If you don’t want to wait for the normal GPO refresh interval you can run the gpupdate /target:computer /force command or use the Invoke-LapsPolicyProcessing PowerShell cmdlet to create and back up a new password, which you can retrieve via Gate. -LapsADPassword cmdlet.
You will see in the event log when the password is stored. This new event logging is an improvement over the previous, rather noisy logging and auditing approach that often required actions such as sending events to the store.
New LAPS functionality
LAPS has some useful new options, such as being able to reset the administrator password, reboot the computer or log off the administrator account after the administrator has logged in and made changes – but not immediately. You don’t want to leave a computer running with advanced credentials if it gets infected, so a post-authentication action policy automates the cleanup. You don’t want the machine you’re working on to log off or restart you while you’re in the middle of troubleshooting, so you can set a grace period that cleans up after a few hours.
Remote workers who regularly use the local administrator account don’t have to worry about losing access if they’re not connected when LAPS is set to cycle their passwords: the password will only change if the PC can reach the domain controller.
You can now also set the name of the local administrator account that you want LAPS to manage.

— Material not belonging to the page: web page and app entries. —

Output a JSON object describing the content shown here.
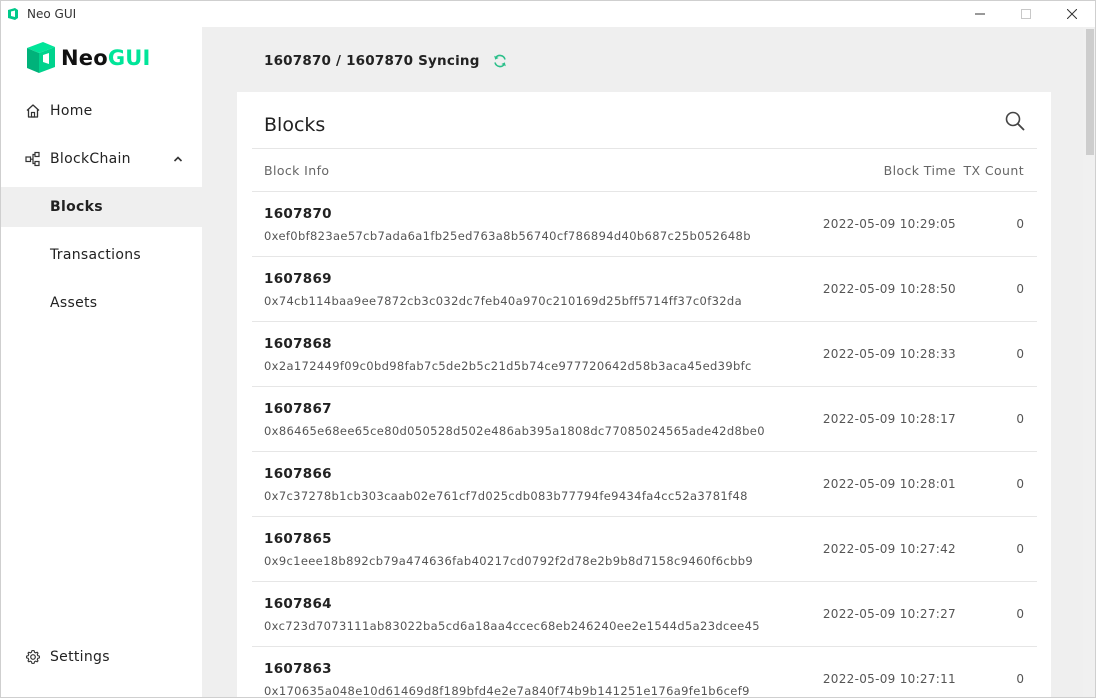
{
  "window": {
    "title": "Neo GUI"
  },
  "logo": {
    "part1": "Neo",
    "part2": "GUI"
  },
  "sidebar": {
    "items": [
      {
        "label": "Home",
        "icon": "home-icon"
      },
      {
        "label": "BlockChain",
        "icon": "blockchain-icon"
      },
      {
        "label": "Blocks"
      },
      {
        "label": "Transactions"
      },
      {
        "label": "Assets"
      }
    ],
    "settings_label": "Settings"
  },
  "status": {
    "sync_text": "1607870 / 1607870 Syncing"
  },
  "blocks": {
    "title": "Blocks",
    "columns": {
      "info": "Block Info",
      "time": "Block Time",
      "tx": "TX Count"
    },
    "rows": [
      {
        "index": "1607870",
        "hash": "0xef0bf823ae57cb7ada6a1fb25ed763a8b56740cf786894d40b687c25b052648b",
        "time": "2022-05-09 10:29:05",
        "tx": "0"
      },
      {
        "index": "1607869",
        "hash": "0x74cb114baa9ee7872cb3c032dc7feb40a970c210169d25bff5714ff37c0f32da",
        "time": "2022-05-09 10:28:50",
        "tx": "0"
      },
      {
        "index": "1607868",
        "hash": "0x2a172449f09c0bd98fab7c5de2b5c21d5b74ce977720642d58b3aca45ed39bfc",
        "time": "2022-05-09 10:28:33",
        "tx": "0"
      },
      {
        "index": "1607867",
        "hash": "0x86465e68ee65ce80d050528d502e486ab395a1808dc77085024565ade42d8be0",
        "time": "2022-05-09 10:28:17",
        "tx": "0"
      },
      {
        "index": "1607866",
        "hash": "0x7c37278b1cb303caab02e761cf7d025cdb083b77794fe9434fa4cc52a3781f48",
        "time": "2022-05-09 10:28:01",
        "tx": "0"
      },
      {
        "index": "1607865",
        "hash": "0x9c1eee18b892cb79a474636fab40217cd0792f2d78e2b9b8d7158c9460f6cbb9",
        "time": "2022-05-09 10:27:42",
        "tx": "0"
      },
      {
        "index": "1607864",
        "hash": "0xc723d7073111ab83022ba5cd6a18aa4ccec68eb246240ee2e1544d5a23dcee45",
        "time": "2022-05-09 10:27:27",
        "tx": "0"
      },
      {
        "index": "1607863",
        "hash": "0x170635a048e10d61469d8f189bfd4e2e7a840f74b9b141251e176a9fe1b6cef9",
        "time": "2022-05-09 10:27:11",
        "tx": "0"
      }
    ]
  },
  "colors": {
    "accent": "#00e599",
    "sync_icon": "#2bbf8a",
    "sidebar_active_bg": "#efefef",
    "main_bg": "#efefef"
  }
}
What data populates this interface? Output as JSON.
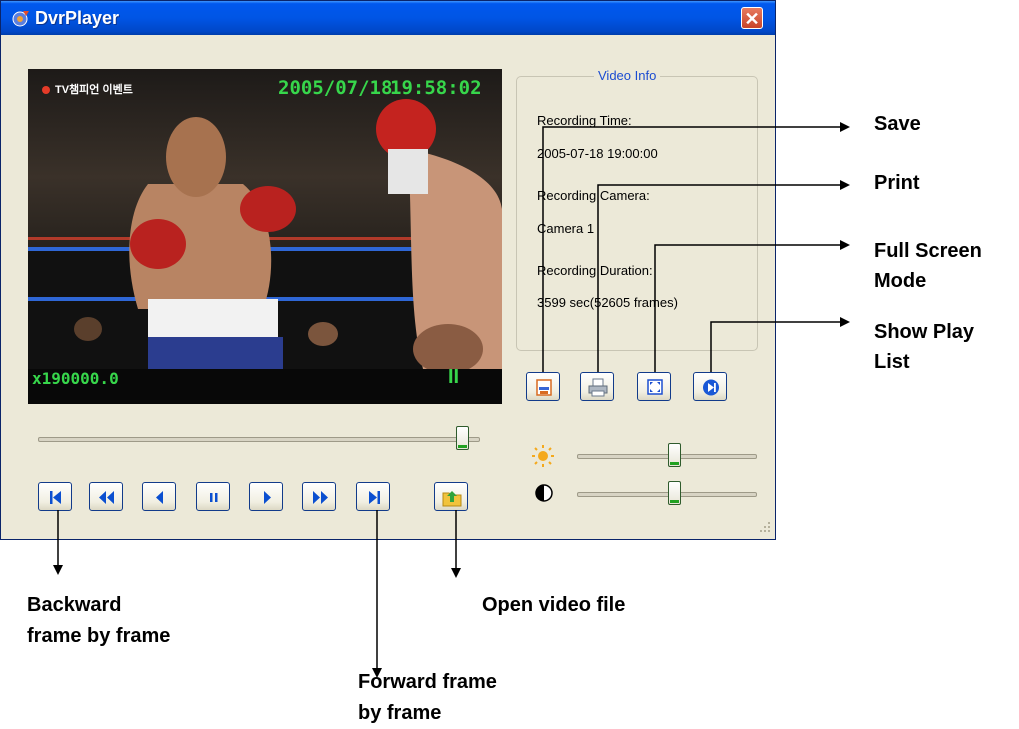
{
  "window": {
    "title": "DvrPlayer",
    "close_glyph": "✕"
  },
  "video": {
    "channel_label": "TV챔피언 이벤트",
    "date": "2005/07/18",
    "time": "19:58:02",
    "speed": "x190000.0",
    "state_glyph": "II"
  },
  "video_info": {
    "legend": "Video Info",
    "recording_time_label": "Recording Time:",
    "recording_time_value": "2005-07-18 19:00:00",
    "recording_camera_label": "Recording Camera:",
    "recording_camera_value": "Camera 1",
    "recording_duration_label": "Recording Duration:",
    "recording_duration_value": "3599 sec(52605 frames)"
  },
  "tool_buttons": [
    {
      "name": "save",
      "icon": "save-icon"
    },
    {
      "name": "print",
      "icon": "print-icon"
    },
    {
      "name": "full-screen",
      "icon": "fullscreen-icon"
    },
    {
      "name": "play-list",
      "icon": "playlist-icon"
    }
  ],
  "transport_buttons": [
    {
      "name": "first-frame",
      "icon": "skip-to-start-icon"
    },
    {
      "name": "rewind",
      "icon": "fast-backward-icon"
    },
    {
      "name": "backward-frame",
      "icon": "step-backward-icon"
    },
    {
      "name": "pause",
      "icon": "pause-icon"
    },
    {
      "name": "play",
      "icon": "play-icon"
    },
    {
      "name": "fast-forward",
      "icon": "fast-forward-icon"
    },
    {
      "name": "forward-frame",
      "icon": "step-forward-icon"
    },
    {
      "name": "open-file",
      "icon": "open-folder-icon"
    }
  ],
  "sliders": {
    "position": 0.98,
    "brightness": 0.55,
    "contrast": 0.55
  },
  "annotations": {
    "save": "Save",
    "print": "Print",
    "full_screen_1": "Full Screen",
    "full_screen_2": "Mode",
    "play_list_1": "Show Play",
    "play_list_2": "List",
    "backward_1": "Backward",
    "backward_2": "frame by frame",
    "open_video": "Open video file",
    "forward_1": "Forward frame",
    "forward_2": "by frame"
  },
  "colors": {
    "titlebar": "#0055e5",
    "window_bg": "#ece9d8",
    "overlay_text": "#37d64b",
    "legend_text": "#1b4cd1",
    "button_icon": "#0b4fd0"
  }
}
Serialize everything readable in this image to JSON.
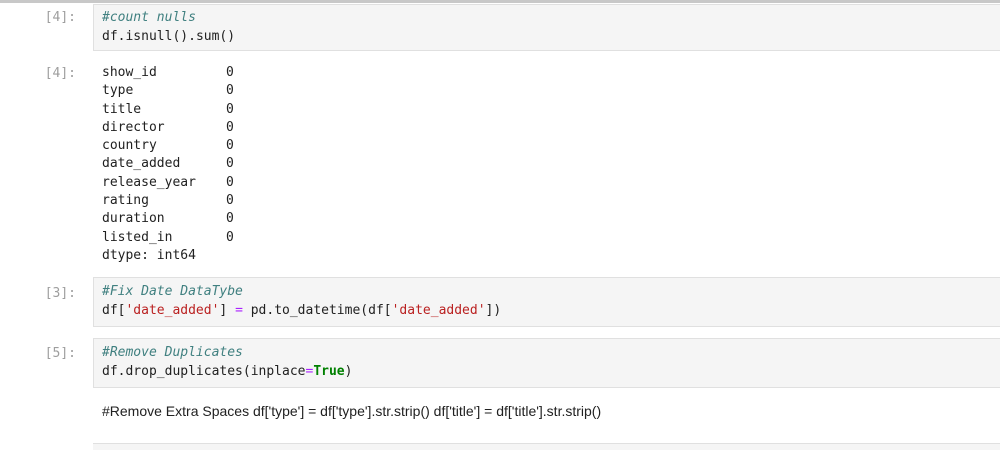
{
  "cells": [
    {
      "prompt": "[4]:",
      "lines": [
        [
          {
            "t": "#count nulls",
            "c": "comment"
          }
        ],
        [
          {
            "t": "df",
            "c": ""
          },
          {
            "t": ".",
            "c": ""
          },
          {
            "t": "isnull",
            "c": "fn"
          },
          {
            "t": "().",
            "c": ""
          },
          {
            "t": "sum",
            "c": "fn"
          },
          {
            "t": "()",
            "c": ""
          }
        ]
      ]
    },
    {
      "prompt": "[3]:",
      "lines": [
        [
          {
            "t": "#Fix Date DataTybe",
            "c": "comment"
          }
        ],
        [
          {
            "t": "df[",
            "c": ""
          },
          {
            "t": "'date_added'",
            "c": "str"
          },
          {
            "t": "] ",
            "c": ""
          },
          {
            "t": "=",
            "c": "op"
          },
          {
            "t": " pd.to_datetime(df[",
            "c": ""
          },
          {
            "t": "'date_added'",
            "c": "str"
          },
          {
            "t": "])",
            "c": ""
          }
        ]
      ]
    },
    {
      "prompt": "[5]:",
      "lines": [
        [
          {
            "t": "#Remove Duplicates",
            "c": "comment"
          }
        ],
        [
          {
            "t": "df.drop_duplicates(inplace",
            "c": ""
          },
          {
            "t": "=",
            "c": "op"
          },
          {
            "t": "True",
            "c": "kw"
          },
          {
            "t": ")",
            "c": ""
          }
        ]
      ]
    }
  ],
  "output": {
    "prompt": "[4]:",
    "rows": [
      {
        "name": "show_id",
        "value": "0"
      },
      {
        "name": "type",
        "value": "0"
      },
      {
        "name": "title",
        "value": "0"
      },
      {
        "name": "director",
        "value": "0"
      },
      {
        "name": "country",
        "value": "0"
      },
      {
        "name": "date_added",
        "value": "0"
      },
      {
        "name": "release_year",
        "value": "0"
      },
      {
        "name": "rating",
        "value": "0"
      },
      {
        "name": "duration",
        "value": "0"
      },
      {
        "name": "listed_in",
        "value": "0"
      }
    ],
    "dtype": "dtype: int64"
  },
  "markdown": {
    "text": "#Remove Extra Spaces df['type'] = df['type'].str.strip() df['title'] = df['title'].str.strip()"
  }
}
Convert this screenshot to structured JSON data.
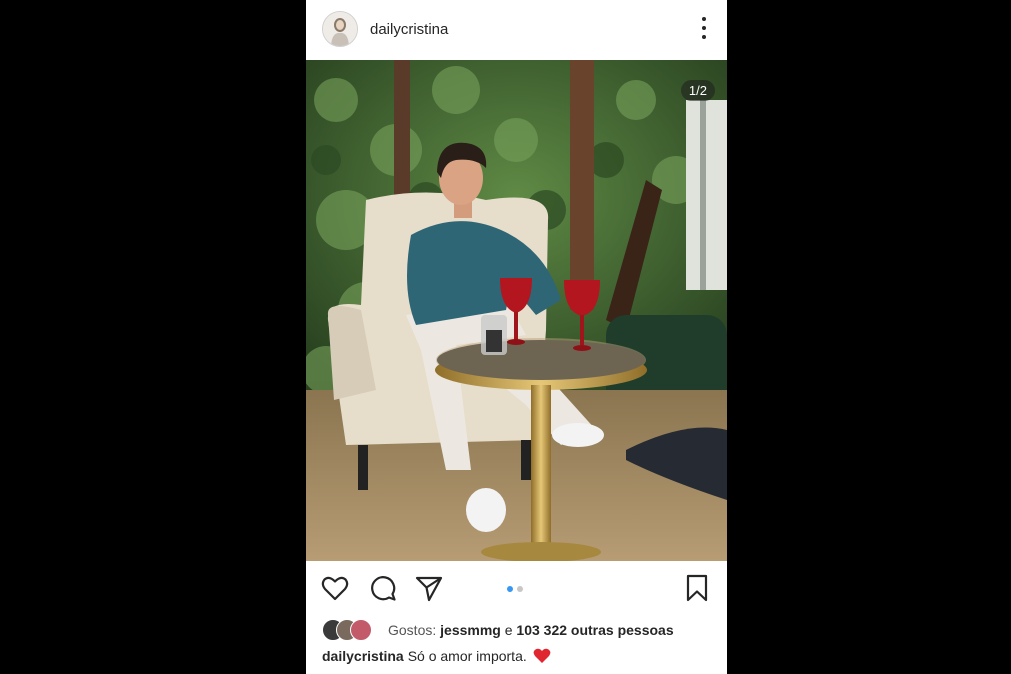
{
  "header": {
    "username": "dailycristina",
    "avatar_icon": "profile-avatar",
    "more_icon": "more-vertical-icon"
  },
  "photo": {
    "counter": "1/2",
    "description_colors": {
      "foliage": "#3c5b2e",
      "sweater": "#2f6676",
      "gold": "#c9a24a",
      "wine": "#b3161e"
    }
  },
  "actions": {
    "like_icon": "heart-icon",
    "comment_icon": "comment-icon",
    "share_icon": "send-icon",
    "save_icon": "bookmark-icon",
    "carousel_pages": 2,
    "carousel_active_index": 0,
    "active_dot_color": "#3897f0",
    "inactive_dot_color": "#c7c7c7"
  },
  "likes": {
    "prefix": "Gostos:",
    "first_liker": "jessmmg",
    "connector": "e",
    "others": "103 322 outras pessoas"
  },
  "caption": {
    "username": "dailycristina",
    "text": "Só o amor importa.",
    "emoji_icon": "red-heart-emoji"
  }
}
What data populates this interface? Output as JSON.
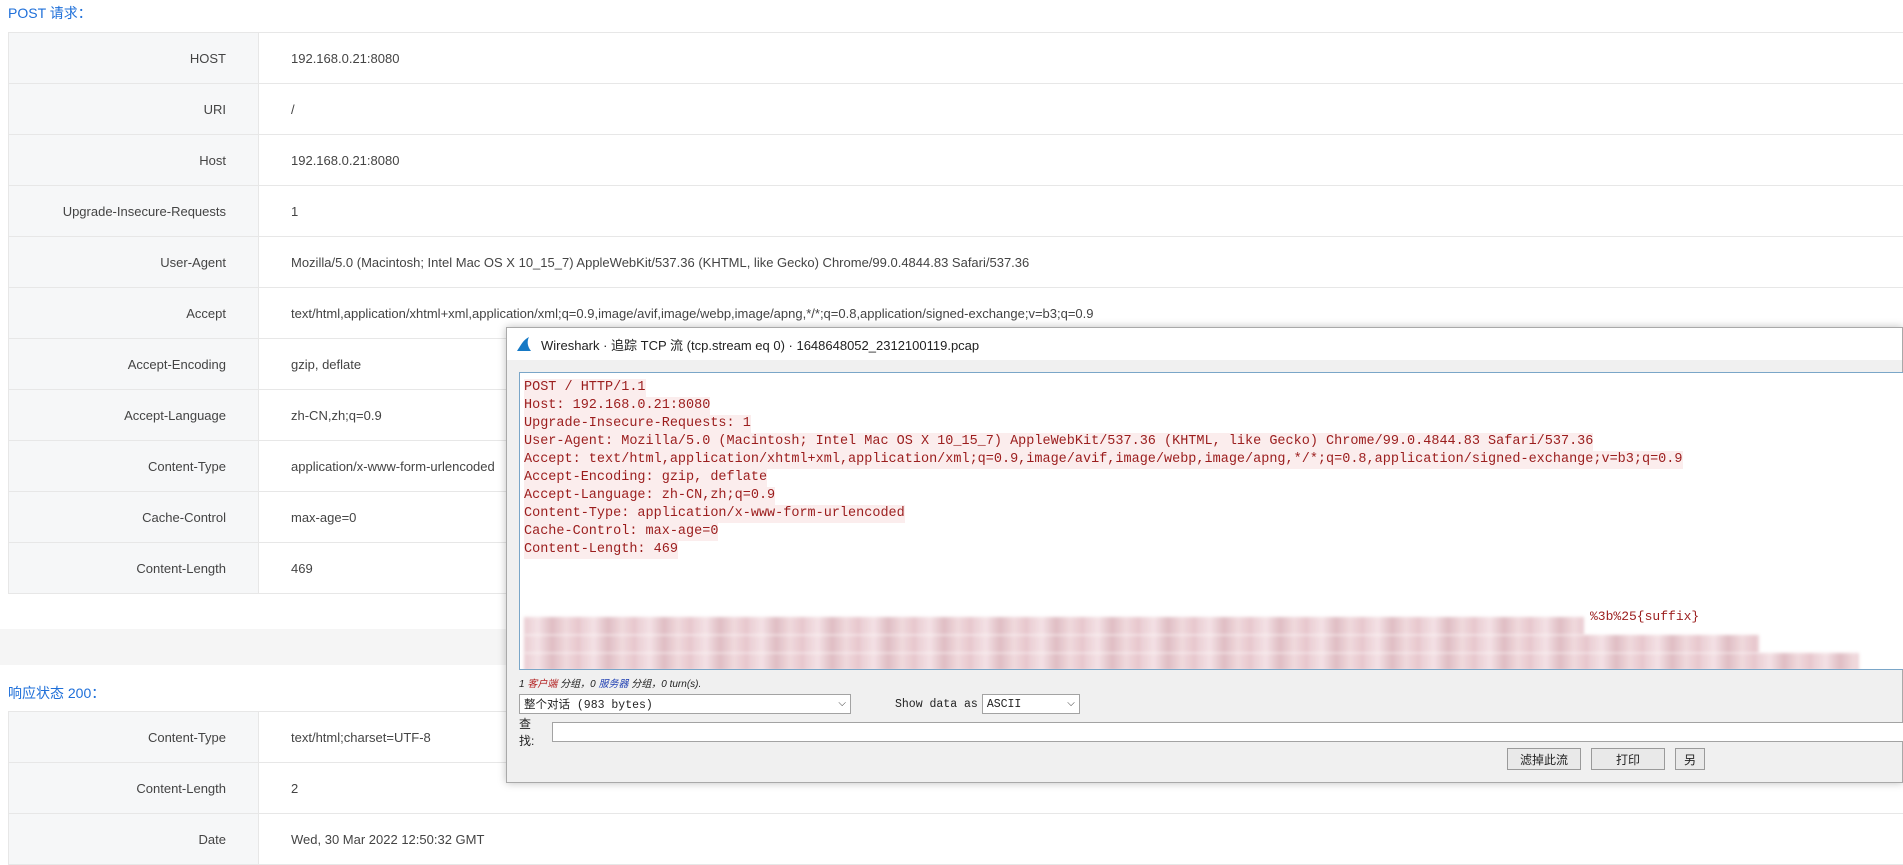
{
  "request": {
    "title": "POST 请求：",
    "rows": [
      {
        "key": "HOST",
        "value": "192.168.0.21:8080"
      },
      {
        "key": "URI",
        "value": "/"
      },
      {
        "key": "Host",
        "value": "192.168.0.21:8080"
      },
      {
        "key": "Upgrade-Insecure-Requests",
        "value": "1"
      },
      {
        "key": "User-Agent",
        "value": "Mozilla/5.0 (Macintosh; Intel Mac OS X 10_15_7) AppleWebKit/537.36 (KHTML, like Gecko) Chrome/99.0.4844.83 Safari/537.36"
      },
      {
        "key": "Accept",
        "value": "text/html,application/xhtml+xml,application/xml;q=0.9,image/avif,image/webp,image/apng,*/*;q=0.8,application/signed-exchange;v=b3;q=0.9"
      },
      {
        "key": "Accept-Encoding",
        "value": "gzip, deflate"
      },
      {
        "key": "Accept-Language",
        "value": "zh-CN,zh;q=0.9"
      },
      {
        "key": "Content-Type",
        "value": "application/x-www-form-urlencoded"
      },
      {
        "key": "Cache-Control",
        "value": "max-age=0"
      },
      {
        "key": "Content-Length",
        "value": "469"
      }
    ]
  },
  "response": {
    "title": "响应状态 200：",
    "rows": [
      {
        "key": "Content-Type",
        "value": "text/html;charset=UTF-8"
      },
      {
        "key": "Content-Length",
        "value": "2"
      },
      {
        "key": "Date",
        "value": "Wed, 30 Mar 2022 12:50:32 GMT"
      }
    ]
  },
  "wireshark": {
    "title": "Wireshark · 追踪 TCP 流 (tcp.stream eq 0) · 1648648052_2312100119.pcap",
    "lines": [
      "POST / HTTP/1.1",
      "Host: 192.168.0.21:8080",
      "Upgrade-Insecure-Requests: 1",
      "User-Agent: Mozilla/5.0 (Macintosh; Intel Mac OS X 10_15_7) AppleWebKit/537.36 (KHTML, like Gecko) Chrome/99.0.4844.83 Safari/537.36",
      "Accept: text/html,application/xhtml+xml,application/xml;q=0.9,image/avif,image/webp,image/apng,*/*;q=0.8,application/signed-exchange;v=b3;q=0.9",
      "Accept-Encoding: gzip, deflate",
      "Accept-Language: zh-CN,zh;q=0.9",
      "Content-Type: application/x-www-form-urlencoded",
      "Cache-Control: max-age=0",
      "Content-Length: 469"
    ],
    "body_visible_fragment": "%3b%25{suffix}",
    "summary": {
      "prefix": "1 ",
      "client": "客户端",
      "mid": " 分组，0 ",
      "server": "服务器",
      "suffix": " 分组，0 turn(s)."
    },
    "conversation_select": "整个对话 (983 bytes)",
    "show_data_label": "Show data as",
    "show_data_value": "ASCII",
    "find_label": "查找:",
    "buttons": {
      "filter": "滤掉此流",
      "print": "打印",
      "save": "另"
    },
    "colors": {
      "client_bg": "#fbeded",
      "client_fg": "#9b1d1d",
      "accent": "#1e6fd9"
    }
  }
}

Originally, Microsoft decided not to encrypt LAPS stores administrator passwords in AD because of the complexity for administrators to manage the encryption scheme and the perception that AD is generally well-protected to protect passwords. If you’re looking for defense in depth, you can now encrypt those passwords and choose which users and groups can decrypt them.
For this to work, you need to have a domain controller with Windows Server 2016 functionality to get the necessary privileged access management, although it may be running a later version of Windows Server). If you activate the Password Encryption Group Policy with an old domain controller setup that cannot handle encryption, it will not save them.
With the added security of encryption, you can now use LAPS to handle other types of account passwords as well as local administrators—specifically, the Directory Services restore mode administrator password that lets you boot a domain controller into a special mode where you can perform maintenance. Or restore Active Directory. You set a DSRM password when you first promote a server to a domain controller, and it’s both very powerful and rarely used, making it a credential you probably don’t think about unless you have an emergency.
Since Windows Server 2008, you’ve been able to synchronize the DSRM administrator password to a domain user account, but you have to do it manually with the NTDSUTIL command. LAPS can store the password and rotate it regularly when you enable password backup for the DSRM account group policy, but you need to enable encryption.
Another useful new option that requires encryption lets you choose how many previous passwords will be stored in AD for each computer. If you need to roll back a machine using a backup taken before LAPS rolled over the password, you may not be able to retrieve the old admin password from AD if it was previously updated unless you have an AD backup from the same period. In that case, you need a tool like Microsoft Diagnostics and Recovery Toolset to recover the computer. Now you can use the configured size of encrypted password history to match the number of old passwords you keep in your backup policy: If you keep six months or a year of backups for computers, you can make sure you store more passwords as well.
But the biggest change in LAPS is that you are no longer restricted to using on-premises AD to store passwords. If you’re using Azure AD, you’ll be able to set it up as a backup store for passwords, although this is currently available to a small number of organizations in the Windows Insider Program.